I like that they have the signs, both for general accessibility reasons and because you're often in a place where you can read the sign but not hear the announcement. But I don't like that they include "attention passengers".
Including those words in the audio version I understand: you need to catch peoples attention before you start giving them the information. On a sign, however, it's not adding anything. What makes it worse here is that the critical information, which direction the arriving train is traveling, is pushed onto the second screen. Someone who could have enough time to catch the train...
Slack and Discord are skins over the same thing. a bunch of conversations happening at the same time. threads are made after the fact, and many conversations are wreathed together, so you have to untangle them.
Zulip has a tiny change: you have to make a conversation have a point up front by giving it a thread title. random convos can happen in the 'random' thread, so it includes the previous model.
This is so much nicer. Conversations are untangled and it becomes way easier to go through msgs quickly. Conversations also end, instead of just petering out before picking up into another one. Threads introduce cutoff points.
Zulip mobile app is meh though.
This post is an attempt to refute an article offering critique on Functional Decision Theory (FDT). If you’re new to FDT, I recommend reading this introductory paper by Eliezer Yudkowsky & Nate Soares (Y&S). The critique I attempt to refute can be found here: A Critique of Functional Decision Theory by wdmacaskill. I strongly recommend reading it before reading this response post.
The article starts with descriptions of Causal Decision Theory (CDT), Evidential Decision Theory (EDT) and FDT itself. I’ll get right to the critique of FDT in this post, which is the only part I’m discussing here.
The article claims “FDT sometimes makes bizarre recommendations”, and more specifically, that FDT violates guaranteed payoffs. The following example problem, called Bomb, is given to illustrate this...
This is a summary of the 2022 paper Individuals prefer to harm their own group rather than help an opposing group. I spent about an hour reading the study and writing the post as I went. If I made mistakes in my interpretation, please let me know in the comments.
- Individuals prefer to harm their own group rather than provide even minimal support to an opposing group across polarized issues (abortion access, political party, gun rights).

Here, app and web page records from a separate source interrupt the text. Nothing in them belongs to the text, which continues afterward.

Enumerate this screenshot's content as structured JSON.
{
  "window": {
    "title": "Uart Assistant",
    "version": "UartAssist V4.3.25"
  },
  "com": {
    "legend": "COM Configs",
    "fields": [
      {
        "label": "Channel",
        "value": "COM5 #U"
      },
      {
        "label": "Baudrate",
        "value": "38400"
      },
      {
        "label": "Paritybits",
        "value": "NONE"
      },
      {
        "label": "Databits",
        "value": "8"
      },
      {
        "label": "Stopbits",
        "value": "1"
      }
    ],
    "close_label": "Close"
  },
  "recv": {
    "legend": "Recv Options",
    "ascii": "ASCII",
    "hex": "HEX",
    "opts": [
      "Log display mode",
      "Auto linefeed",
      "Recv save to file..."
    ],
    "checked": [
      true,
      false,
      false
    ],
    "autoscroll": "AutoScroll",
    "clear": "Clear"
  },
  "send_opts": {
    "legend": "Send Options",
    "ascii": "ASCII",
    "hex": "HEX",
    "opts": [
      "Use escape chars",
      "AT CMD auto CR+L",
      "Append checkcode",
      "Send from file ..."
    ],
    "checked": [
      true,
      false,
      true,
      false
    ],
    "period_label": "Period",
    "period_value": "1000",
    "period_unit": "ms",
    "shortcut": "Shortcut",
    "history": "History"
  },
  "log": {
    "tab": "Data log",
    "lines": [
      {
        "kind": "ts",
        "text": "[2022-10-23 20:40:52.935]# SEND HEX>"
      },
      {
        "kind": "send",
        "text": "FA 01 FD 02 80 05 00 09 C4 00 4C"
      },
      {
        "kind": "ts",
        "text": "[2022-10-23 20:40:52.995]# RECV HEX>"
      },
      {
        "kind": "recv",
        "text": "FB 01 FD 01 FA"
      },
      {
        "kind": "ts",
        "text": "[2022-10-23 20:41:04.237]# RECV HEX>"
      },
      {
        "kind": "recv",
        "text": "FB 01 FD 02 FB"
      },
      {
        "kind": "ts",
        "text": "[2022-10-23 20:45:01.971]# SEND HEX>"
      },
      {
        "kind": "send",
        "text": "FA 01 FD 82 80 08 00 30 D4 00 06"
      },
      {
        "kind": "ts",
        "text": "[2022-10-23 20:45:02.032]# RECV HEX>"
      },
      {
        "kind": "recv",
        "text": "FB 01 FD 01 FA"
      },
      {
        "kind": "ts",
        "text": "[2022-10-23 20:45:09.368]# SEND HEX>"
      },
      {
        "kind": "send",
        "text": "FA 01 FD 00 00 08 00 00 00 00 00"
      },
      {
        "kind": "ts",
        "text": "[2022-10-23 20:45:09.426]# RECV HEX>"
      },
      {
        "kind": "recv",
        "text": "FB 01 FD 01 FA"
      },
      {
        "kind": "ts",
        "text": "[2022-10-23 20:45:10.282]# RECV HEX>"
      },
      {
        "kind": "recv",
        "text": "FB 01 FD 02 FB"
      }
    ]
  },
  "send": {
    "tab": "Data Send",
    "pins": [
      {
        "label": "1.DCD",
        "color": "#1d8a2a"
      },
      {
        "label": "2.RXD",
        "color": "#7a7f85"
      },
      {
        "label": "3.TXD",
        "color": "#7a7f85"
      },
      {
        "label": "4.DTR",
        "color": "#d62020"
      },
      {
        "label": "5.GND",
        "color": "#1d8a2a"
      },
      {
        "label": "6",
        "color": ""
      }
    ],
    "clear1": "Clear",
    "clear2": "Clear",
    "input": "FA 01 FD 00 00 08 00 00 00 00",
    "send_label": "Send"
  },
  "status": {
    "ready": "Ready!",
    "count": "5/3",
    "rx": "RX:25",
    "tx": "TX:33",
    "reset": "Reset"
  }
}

- Individuals preferred to subtract more than three times as much from their own group rather than support an opposing group, despite believing that their in-group is more effective with funds.
- Identity concerns drive preferences in group decision-making
- Individuals believe that supporting an opposing group is less value-compatible than harming their own group.
Let’s say you’re a...
I realized that, for example, Infra-Bayesianism is much easier to read on a tablet in book format.